FORT BELVOIR, Va. (Army News Service) -- Earlier this month, the Joint Improvised-Threat Defeat Organization held an open house at Fort Belvoir, setting up display tables on a field overlooking the bank of the Potomac River.
More than a dozen programs from academia, industry and the government's own labs were on display, highlighting the best of what JIDO is involved with in the way of countering improvised threats, improvised explosive devices, enemy use of unmanned aerial vehicles, and helping to support the counter-terrorism and counter-insurgency missions of combatant commanders.
The "Dream Catcher" program, for instance, aims to make it easier for those running security outside a forward operating base to identify would-be threats well before they approach the checkpoint.
"The notion behind the Dream Catcher project is this can be used as a system to identify people trying to get into a restricted access area," said a program spokesperson. "If you're in a scenario where you've got people that are supposed to be there, you bring them in and enroll them into a very high-definition scan. And if somebody is approaching the gate, you can reach out and see them ... and you can get identification on them. If you have somebody driving in with a passenger, and you recognize the driver and you don't recognize the passenger, you can say these guys need to get diverted over to the secondary screening."
The Dream Catcher project aims to fuse together input from multiple sensors -- well before they get close enough to do harm -- and match that information against what's already stored in a database. Anybody who's not already in the system would put security personnel on alert.
TETHERED AIRBORNE MINE DETECTION
Set up near a Husky Vehicle Mounted Mine Detection System was the "On-the-Move Exploitation and Reconnaissance" system. They called it "MOVER" for short.
For the moment, the MOVER consists of a Humvee with a camera-enabled unmanned aerial vehicle tethered to its front end. While the Husky VMMD system uses ground-penetrating radar to discover land mines, it moves slowly. And it's radar system has to be over the top of the land mine in order to detect it.

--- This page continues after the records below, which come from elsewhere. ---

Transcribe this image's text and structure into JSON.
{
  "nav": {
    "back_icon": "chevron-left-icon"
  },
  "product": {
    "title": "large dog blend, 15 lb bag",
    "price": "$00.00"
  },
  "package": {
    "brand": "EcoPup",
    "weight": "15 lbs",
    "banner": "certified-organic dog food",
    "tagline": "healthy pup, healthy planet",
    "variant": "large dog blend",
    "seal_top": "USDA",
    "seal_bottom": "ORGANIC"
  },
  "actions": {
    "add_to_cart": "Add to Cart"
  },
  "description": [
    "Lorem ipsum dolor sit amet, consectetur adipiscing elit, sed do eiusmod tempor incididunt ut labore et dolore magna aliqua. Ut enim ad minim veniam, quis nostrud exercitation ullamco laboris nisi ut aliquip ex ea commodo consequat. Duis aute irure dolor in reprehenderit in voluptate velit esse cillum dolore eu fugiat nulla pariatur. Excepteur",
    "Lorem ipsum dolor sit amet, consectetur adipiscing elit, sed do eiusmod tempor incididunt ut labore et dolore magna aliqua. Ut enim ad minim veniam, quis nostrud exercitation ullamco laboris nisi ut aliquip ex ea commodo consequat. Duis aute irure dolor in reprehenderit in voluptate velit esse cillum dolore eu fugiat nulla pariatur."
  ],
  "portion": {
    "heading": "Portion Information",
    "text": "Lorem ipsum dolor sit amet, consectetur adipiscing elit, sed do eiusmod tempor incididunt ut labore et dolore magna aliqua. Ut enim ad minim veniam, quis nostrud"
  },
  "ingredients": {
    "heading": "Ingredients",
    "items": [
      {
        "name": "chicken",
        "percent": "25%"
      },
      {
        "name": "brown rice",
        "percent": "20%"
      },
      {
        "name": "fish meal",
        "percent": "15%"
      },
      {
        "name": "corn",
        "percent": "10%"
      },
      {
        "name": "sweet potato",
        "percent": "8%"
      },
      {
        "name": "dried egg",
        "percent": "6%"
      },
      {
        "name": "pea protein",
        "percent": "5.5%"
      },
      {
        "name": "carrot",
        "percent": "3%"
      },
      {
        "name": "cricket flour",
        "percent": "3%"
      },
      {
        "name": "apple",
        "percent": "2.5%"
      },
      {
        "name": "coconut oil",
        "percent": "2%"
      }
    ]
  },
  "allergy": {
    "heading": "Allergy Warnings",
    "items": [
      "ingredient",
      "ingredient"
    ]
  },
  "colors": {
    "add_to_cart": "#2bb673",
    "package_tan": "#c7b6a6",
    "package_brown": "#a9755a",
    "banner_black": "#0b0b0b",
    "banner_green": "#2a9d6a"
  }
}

The goal of MOVER is "forward-looking" detection, rather than the Husky VMMD's right-over-the-top detection, said a MOVER spokesperson.
Right now, the MOVER is in developmental stages. The tethered UAV it currently uses is commercially available, and used elsewhere to inspect powerlines. But when implemented, the MOVER system will consist of a tethered UAV with more than just visible sensors, but also long-wave and thermal as well.
Route clearance teams would be able to use the system to see the ground ahead of them, from up in the air, while moving at full speed. Sensors onboard the UAV would see in multiple spectrums to look for earth that has been disturbed. And imagery taken from the UAV could be compared to imagery taken from the last time the route was cleared, to see if any changes could be detected that might indicate emplacement of explosive threats. Software would handle such comparisons.
The Husky VMMD would still look for mines, but it could move much faster than it does now, the spokesperson said, because the MOVER would essentially be calling out the stretches of road that are safe, and indicating when the Husky should slow down so that it could more cautiously approach a suspected explosive emplacement.
Right now, there are only a few cameras found onboard the Stryker combat vehicle.
In some cases, there may be a camera available as part of a Common Remotely Operated Weapon System. There may also be a camera for commanders to use, to look around at what's going on outside the vehicle. Others inside the vehicle can also make use of built-in periscopes to see what's going on outside.
But to get full awareness of what's going on outside the Stryker, Soldiers routinely drive around with their head sticking out of the top of two ports on the vehicle -- which exposes them to danger.
The Night Vision and Electronic Sensors Directorate, along with the Tank Automotive Research, Development and Engineering Command, or TARDEC, are working to fix that for Soldiers, to provide them 360 degrees of situational awareness through the use of video cameras mounted on the outside of the Stryker.
On the Stryker kitted-up at Fort Belvoir, there were six video cameras mounted on the vehicle's outside. Three were on the front, one on each side, and one on the rear of the vehicle. The cameras provide 180 degrees of visibility to the driver -- more than the driver currently has -- and 360 to the commander of the vehicle and others aboard.
Through the use of software enhancement, those cameras will allow Soldiers inside the Stryker to see through dust that might be kicked up by other vehicles that are traveling in advance, and to also detect muzzle flash, so they can determine where threats might be, a spokesperson for the project said.
While the project is now in just testing phases, the same spokesperson said he thinks if the project comes to fruition, those cameras will display their imagery on video screens that are already onboard the Stryker, rather than on new screens that would need to be installed. He also said project engineers are interested in development of head-worn displays -- goggles for instance -- that would allow Soldiers inside the vehicle to look around while seated in the vehicle, and see what's going on outside, as though they could see through the hull.